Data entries
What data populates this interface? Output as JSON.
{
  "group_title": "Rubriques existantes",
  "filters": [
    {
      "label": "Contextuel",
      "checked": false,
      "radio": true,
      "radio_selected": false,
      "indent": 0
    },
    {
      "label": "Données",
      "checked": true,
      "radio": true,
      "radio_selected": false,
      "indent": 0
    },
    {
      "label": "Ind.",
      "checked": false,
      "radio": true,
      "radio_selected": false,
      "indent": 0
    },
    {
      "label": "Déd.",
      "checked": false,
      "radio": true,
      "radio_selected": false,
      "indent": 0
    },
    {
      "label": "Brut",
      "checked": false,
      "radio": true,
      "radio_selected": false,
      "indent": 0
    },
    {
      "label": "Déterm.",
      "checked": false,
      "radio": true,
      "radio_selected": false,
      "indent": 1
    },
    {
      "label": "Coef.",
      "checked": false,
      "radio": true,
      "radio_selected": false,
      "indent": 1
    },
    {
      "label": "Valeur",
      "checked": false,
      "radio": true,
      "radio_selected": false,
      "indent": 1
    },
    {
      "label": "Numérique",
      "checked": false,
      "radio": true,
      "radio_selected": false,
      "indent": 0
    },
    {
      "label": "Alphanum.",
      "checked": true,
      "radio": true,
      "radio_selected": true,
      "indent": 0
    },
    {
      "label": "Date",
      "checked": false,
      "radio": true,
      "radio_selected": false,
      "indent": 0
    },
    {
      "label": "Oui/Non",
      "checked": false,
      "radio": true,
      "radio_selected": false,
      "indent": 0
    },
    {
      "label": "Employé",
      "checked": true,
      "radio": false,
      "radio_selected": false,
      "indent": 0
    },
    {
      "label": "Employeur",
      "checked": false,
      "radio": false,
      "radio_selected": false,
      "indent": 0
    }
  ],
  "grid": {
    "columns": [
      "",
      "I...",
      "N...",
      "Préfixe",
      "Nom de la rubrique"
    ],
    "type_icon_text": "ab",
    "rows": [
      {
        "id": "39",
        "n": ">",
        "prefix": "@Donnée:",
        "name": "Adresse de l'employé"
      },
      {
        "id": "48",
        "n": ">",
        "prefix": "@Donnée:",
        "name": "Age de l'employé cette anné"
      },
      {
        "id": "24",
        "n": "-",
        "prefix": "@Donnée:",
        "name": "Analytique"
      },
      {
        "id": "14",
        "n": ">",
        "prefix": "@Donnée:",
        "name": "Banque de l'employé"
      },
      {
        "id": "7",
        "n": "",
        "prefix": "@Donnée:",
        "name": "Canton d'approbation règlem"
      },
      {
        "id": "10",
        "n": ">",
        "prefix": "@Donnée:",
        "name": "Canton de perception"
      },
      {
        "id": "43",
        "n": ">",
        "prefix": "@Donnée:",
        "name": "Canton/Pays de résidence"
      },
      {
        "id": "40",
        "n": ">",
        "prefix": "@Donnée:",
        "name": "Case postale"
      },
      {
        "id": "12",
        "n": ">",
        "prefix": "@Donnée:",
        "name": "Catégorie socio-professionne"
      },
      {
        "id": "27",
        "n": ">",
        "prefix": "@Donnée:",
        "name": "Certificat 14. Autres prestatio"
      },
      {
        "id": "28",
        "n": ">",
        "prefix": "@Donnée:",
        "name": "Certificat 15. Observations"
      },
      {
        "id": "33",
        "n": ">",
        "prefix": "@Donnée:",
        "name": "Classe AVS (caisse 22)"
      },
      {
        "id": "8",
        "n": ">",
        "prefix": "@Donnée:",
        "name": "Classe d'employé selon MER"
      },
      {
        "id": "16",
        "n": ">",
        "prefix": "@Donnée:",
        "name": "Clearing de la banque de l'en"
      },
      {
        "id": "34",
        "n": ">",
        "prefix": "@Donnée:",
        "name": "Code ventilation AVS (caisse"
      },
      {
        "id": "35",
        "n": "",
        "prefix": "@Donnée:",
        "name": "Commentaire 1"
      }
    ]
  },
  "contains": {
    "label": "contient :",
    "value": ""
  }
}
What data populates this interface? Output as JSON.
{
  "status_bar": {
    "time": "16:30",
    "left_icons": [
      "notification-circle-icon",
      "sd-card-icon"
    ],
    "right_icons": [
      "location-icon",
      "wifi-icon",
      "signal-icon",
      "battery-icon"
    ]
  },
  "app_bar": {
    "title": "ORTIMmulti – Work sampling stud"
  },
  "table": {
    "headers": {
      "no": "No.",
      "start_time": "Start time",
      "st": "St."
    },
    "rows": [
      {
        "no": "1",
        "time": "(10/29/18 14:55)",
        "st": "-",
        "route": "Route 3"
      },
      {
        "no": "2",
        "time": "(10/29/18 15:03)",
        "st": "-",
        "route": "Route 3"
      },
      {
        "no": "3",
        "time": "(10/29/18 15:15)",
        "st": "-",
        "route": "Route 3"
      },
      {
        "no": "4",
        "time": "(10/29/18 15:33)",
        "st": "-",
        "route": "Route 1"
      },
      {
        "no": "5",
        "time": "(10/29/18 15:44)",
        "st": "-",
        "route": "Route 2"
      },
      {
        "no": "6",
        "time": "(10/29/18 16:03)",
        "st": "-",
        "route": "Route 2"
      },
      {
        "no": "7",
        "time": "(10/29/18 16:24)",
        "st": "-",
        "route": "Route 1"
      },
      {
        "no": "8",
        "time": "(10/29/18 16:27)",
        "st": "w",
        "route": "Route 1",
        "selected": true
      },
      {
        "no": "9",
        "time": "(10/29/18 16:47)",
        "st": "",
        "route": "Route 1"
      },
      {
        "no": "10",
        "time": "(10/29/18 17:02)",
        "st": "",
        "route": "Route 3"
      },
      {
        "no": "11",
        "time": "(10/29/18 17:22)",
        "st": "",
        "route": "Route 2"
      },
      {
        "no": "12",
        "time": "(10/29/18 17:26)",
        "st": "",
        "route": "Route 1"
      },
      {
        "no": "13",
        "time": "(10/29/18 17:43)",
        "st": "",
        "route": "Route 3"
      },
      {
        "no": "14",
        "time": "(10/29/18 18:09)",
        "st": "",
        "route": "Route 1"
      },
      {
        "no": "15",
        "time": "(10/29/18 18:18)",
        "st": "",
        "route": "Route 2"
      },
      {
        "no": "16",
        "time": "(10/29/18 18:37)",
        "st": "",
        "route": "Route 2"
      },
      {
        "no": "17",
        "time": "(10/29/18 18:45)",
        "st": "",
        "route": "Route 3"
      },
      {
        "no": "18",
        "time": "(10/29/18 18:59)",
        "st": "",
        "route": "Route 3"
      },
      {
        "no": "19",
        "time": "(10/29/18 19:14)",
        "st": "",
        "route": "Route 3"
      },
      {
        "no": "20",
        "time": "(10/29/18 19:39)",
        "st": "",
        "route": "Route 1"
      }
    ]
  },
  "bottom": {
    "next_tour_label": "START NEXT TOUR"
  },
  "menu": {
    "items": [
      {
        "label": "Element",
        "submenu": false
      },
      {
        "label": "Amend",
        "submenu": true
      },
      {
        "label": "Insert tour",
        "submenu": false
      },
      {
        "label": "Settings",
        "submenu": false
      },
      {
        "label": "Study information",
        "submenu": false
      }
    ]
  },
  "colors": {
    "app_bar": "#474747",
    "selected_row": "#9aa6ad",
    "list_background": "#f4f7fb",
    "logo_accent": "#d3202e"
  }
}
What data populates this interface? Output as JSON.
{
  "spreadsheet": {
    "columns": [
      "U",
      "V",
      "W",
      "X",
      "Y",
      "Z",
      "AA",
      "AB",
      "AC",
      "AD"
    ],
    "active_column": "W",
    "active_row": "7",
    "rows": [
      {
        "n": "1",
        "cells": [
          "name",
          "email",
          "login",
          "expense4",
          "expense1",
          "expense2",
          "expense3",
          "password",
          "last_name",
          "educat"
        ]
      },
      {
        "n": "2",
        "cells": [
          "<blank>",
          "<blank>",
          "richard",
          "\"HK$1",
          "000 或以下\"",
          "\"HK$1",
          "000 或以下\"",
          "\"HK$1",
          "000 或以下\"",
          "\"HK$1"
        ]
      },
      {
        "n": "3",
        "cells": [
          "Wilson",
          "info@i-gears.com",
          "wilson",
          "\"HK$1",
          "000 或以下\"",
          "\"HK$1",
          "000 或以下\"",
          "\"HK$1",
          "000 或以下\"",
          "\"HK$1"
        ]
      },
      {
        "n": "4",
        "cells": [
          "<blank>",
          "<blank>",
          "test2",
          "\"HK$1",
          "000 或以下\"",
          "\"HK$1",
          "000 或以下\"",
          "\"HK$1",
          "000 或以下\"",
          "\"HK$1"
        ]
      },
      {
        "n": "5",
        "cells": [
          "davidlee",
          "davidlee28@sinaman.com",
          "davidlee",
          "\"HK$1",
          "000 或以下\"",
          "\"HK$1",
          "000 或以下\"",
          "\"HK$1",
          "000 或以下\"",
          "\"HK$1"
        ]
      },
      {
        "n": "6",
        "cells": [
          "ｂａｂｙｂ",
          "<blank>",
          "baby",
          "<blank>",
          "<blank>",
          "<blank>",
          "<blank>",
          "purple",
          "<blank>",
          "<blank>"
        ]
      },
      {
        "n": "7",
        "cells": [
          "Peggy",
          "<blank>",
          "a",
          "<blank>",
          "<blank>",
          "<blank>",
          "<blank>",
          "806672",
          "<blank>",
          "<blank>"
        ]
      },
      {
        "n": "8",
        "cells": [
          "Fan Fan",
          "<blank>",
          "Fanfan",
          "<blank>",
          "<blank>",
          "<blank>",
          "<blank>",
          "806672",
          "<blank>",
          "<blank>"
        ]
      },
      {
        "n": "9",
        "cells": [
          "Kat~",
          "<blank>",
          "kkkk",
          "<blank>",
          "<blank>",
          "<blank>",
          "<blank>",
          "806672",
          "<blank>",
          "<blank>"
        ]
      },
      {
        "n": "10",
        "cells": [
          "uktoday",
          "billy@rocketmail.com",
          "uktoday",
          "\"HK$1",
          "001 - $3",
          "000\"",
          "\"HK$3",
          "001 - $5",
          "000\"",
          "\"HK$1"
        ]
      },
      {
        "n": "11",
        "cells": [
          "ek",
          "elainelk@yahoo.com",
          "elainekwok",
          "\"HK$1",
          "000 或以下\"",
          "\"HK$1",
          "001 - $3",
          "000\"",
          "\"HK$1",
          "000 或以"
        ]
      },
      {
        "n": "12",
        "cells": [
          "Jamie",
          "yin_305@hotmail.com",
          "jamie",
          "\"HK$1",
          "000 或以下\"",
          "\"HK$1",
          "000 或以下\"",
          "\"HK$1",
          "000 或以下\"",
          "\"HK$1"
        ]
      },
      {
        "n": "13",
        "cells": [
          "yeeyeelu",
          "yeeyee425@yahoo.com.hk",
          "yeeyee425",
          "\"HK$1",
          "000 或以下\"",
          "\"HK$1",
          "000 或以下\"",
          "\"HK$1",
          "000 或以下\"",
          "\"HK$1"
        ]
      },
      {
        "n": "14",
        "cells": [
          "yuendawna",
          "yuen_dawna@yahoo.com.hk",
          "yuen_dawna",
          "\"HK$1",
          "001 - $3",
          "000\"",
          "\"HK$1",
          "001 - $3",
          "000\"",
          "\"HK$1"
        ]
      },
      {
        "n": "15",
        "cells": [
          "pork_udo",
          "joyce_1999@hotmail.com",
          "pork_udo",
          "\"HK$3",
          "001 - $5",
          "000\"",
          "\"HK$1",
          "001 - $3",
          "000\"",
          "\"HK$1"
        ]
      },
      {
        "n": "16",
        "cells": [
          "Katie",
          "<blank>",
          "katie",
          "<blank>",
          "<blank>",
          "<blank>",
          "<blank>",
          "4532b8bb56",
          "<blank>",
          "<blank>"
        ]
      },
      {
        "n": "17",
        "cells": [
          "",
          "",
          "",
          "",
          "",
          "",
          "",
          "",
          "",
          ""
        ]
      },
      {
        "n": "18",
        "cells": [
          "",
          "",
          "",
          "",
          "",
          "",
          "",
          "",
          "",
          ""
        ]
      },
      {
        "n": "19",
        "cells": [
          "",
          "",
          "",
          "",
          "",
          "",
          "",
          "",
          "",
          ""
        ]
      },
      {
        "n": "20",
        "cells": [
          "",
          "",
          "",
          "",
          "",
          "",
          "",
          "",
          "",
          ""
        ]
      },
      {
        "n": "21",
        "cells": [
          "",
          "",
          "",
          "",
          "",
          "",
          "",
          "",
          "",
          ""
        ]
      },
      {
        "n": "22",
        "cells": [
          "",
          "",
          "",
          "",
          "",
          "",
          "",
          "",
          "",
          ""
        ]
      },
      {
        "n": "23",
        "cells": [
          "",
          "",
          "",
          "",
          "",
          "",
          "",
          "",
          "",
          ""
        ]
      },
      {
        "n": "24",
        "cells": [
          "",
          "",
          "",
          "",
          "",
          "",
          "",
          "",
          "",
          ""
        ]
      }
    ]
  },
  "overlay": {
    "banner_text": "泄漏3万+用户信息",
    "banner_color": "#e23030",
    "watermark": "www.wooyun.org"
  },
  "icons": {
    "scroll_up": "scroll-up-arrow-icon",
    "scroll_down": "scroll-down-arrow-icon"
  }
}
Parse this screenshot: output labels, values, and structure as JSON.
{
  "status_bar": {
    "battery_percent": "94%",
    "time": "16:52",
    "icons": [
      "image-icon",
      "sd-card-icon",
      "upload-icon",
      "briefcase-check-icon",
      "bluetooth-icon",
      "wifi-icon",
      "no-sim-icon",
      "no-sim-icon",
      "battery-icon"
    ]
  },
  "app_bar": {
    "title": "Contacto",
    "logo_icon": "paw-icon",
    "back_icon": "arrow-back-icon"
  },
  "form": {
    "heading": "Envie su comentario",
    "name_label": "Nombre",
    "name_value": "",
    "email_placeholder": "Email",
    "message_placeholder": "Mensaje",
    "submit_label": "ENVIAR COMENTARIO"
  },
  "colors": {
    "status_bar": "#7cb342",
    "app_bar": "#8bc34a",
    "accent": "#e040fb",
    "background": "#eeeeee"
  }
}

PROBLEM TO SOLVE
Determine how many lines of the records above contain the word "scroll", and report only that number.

ANSWER FOR THE TASK
2